Cash in the kitty
26 November 2018
Kevin the cat suffers metal poisoning after swallowing 5p coin
A ginger cat has been saved by our vets after swallowing a 5p coin which left the poor puss with suspected metal poisoning.
Steve and Frances Gwillm, from Ystradgynlais, near Swansea, initially put their cat Kevin's symptoms down to a bug, but after several days of being increasingly distant, weak and off his food they became concerned.
The family took the two-year-old pet to our Swansea Pet Hospital where our vets discovered the cause of his woes - a coin from their daughter's piggy bank.
Lucy Knight, PDSA vet, said: "When Kevin was brought in he was very unwell and had a lot of tummy pain.
"We carried out x-rays and were gobsmacked when we saw this coin on the screen! However, the object was quite small and initially we weren't sure if this was the only cause of his illness."
After stabilising Kevin, the vet team carried out surgery to remove the coin from his stomach in an hour-long operation before he was taken to the recovery ward. However, that wasn't the end of Kevin's problems as he remained jaundiced and required close monitoring.
Lucy added: "We called veterinary poison experts at the Veterinary Poisons Information Service (VPIS) and explained that we'd removed a 5p coin from Kevin's stomach. They told us that because it had been minted in 2010, the metals it contained were potentially toxic. Even though we had removed the source of the toxin, Kevin wasn't out of the woods as metal poisoning can cause ill-effects even weeks later, so it was vital to keep a close eye on him.
"Apparently, 5p coins made after 2012 featured a different metal which isn't as poisonous if swallowed."
Kevin spent an extra night at the Pet Hospital while he received supportive treatment and was helped to eat, before he was allowed to return home, with detailed instructions on further signs of poisoning to look out for.
Owner Frances said the family were hugely grateful to us for the care Kevin received and said he had now made a full recovery.
The mother-of-four said they believe the curious cat had got his paws on the 5p from their daughter Bobbi’s coin collection.
She said: “When they told us they had removed a 5p coin we couldn’t believe it! Then we realised he must have somehow swallowed one that must have been lying around from Bobbi’s collection.
“She’s only five-years-old and like a magpie. She loves anything shiny so coins are a real favourite for her!
“We’re now much more careful to ensure no coins are left out and Bobbi knows to put them straight in the piggy bank.”
Our vets regularly see cases of pets eating unusual objects. In some circumstances this can be fatal, for example if they are toxic or if they cause a blockage in the intestines. Pets, especially younger dogs, like to use their mouths to investigate objects as well as to eat. Sometimes a pet will swallow an item by mistake, even though they had only meant to investigate it.
Owners should speak to their vet for advice as soon as possible if they suspect their pet has eaten something they shouldn’t have.
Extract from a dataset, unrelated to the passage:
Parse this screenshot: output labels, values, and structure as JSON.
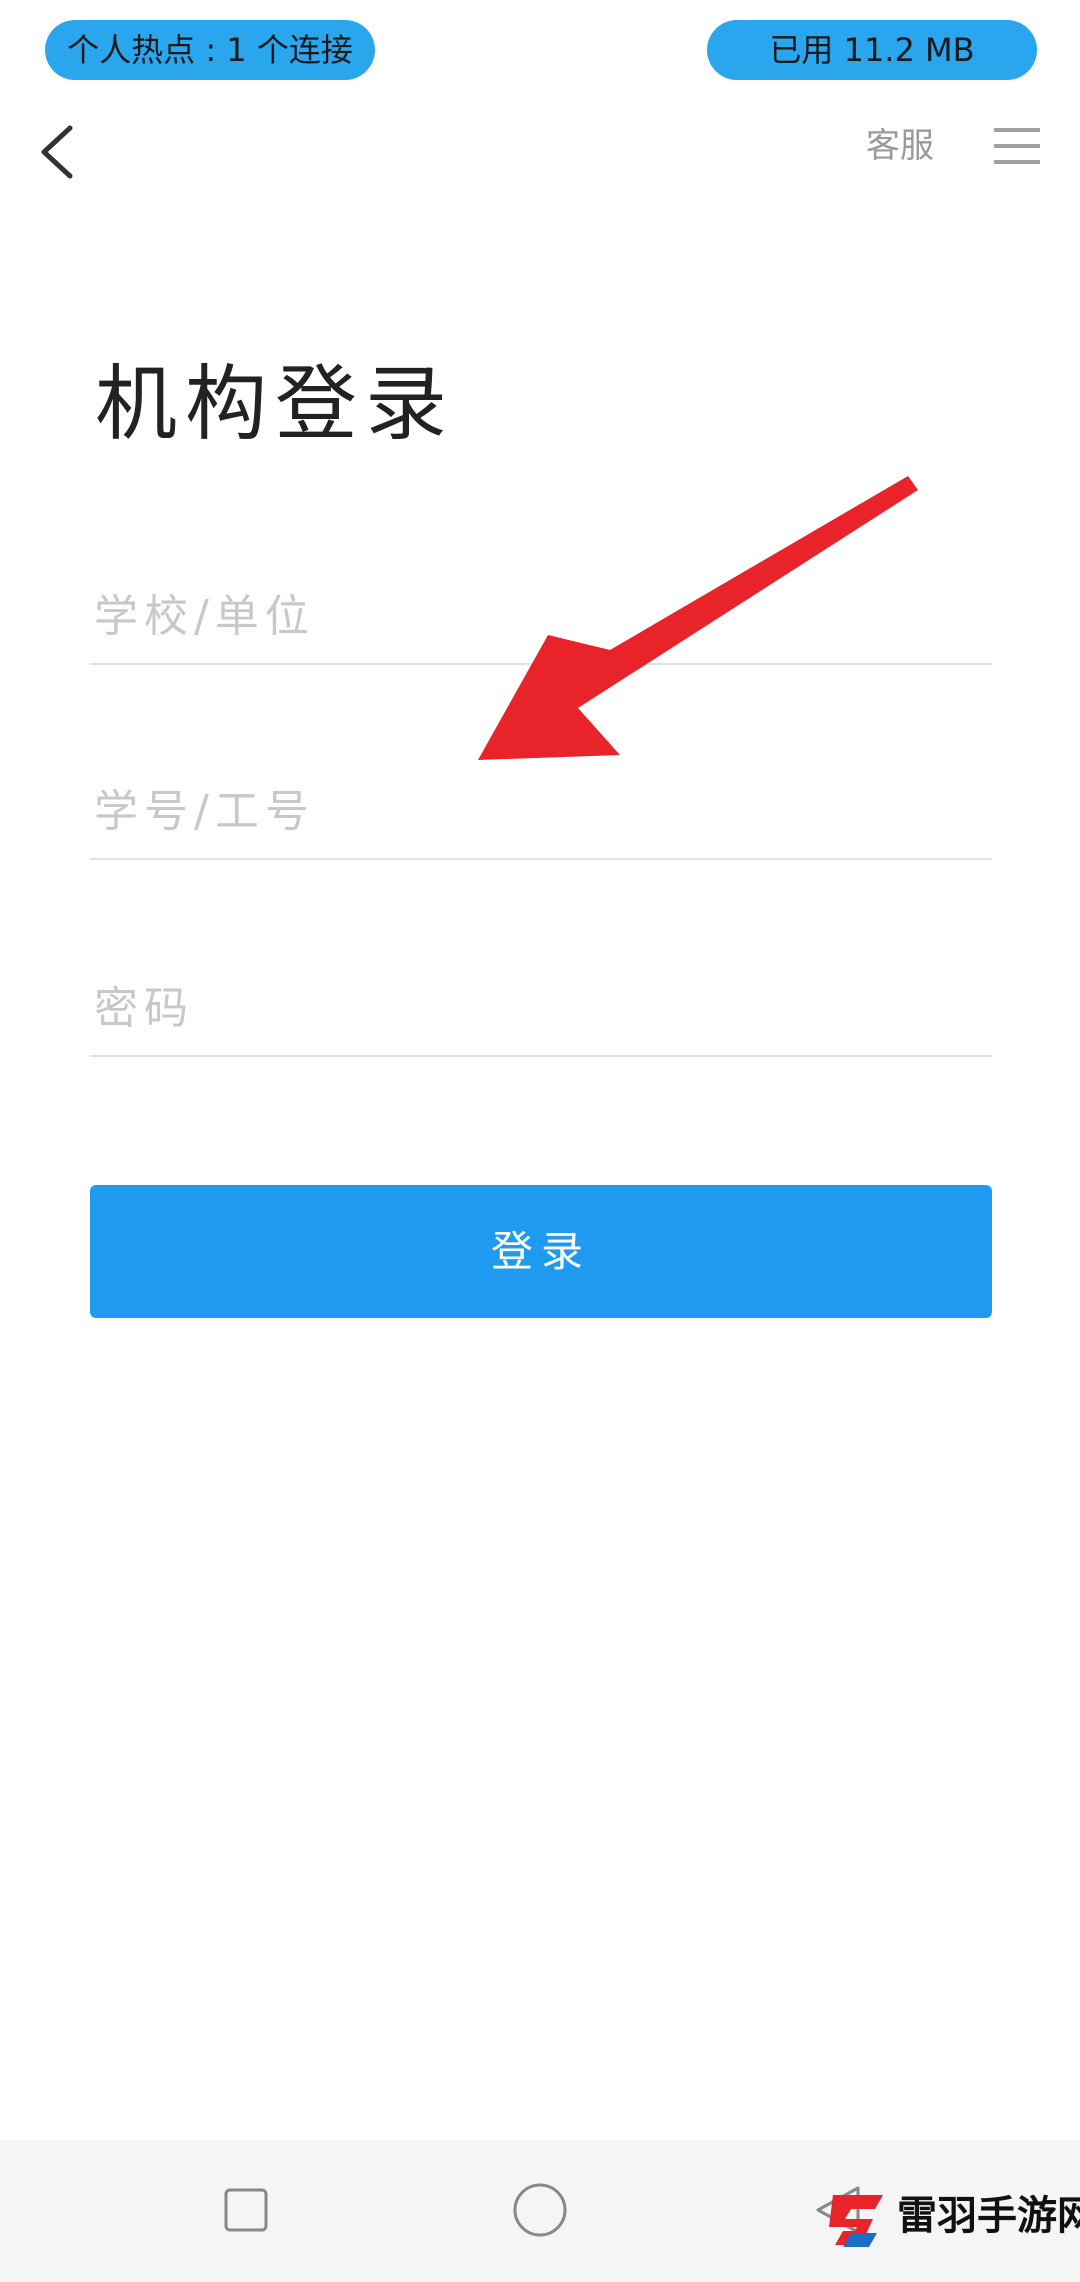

This December as many as 50,000 sick and injured pets will need our help. This vital lifeline is there to provide expert treatment and loving care when it’s needed most, carrying out life-saving miracles every single day. But we receive no government funding and rely entirely on public support.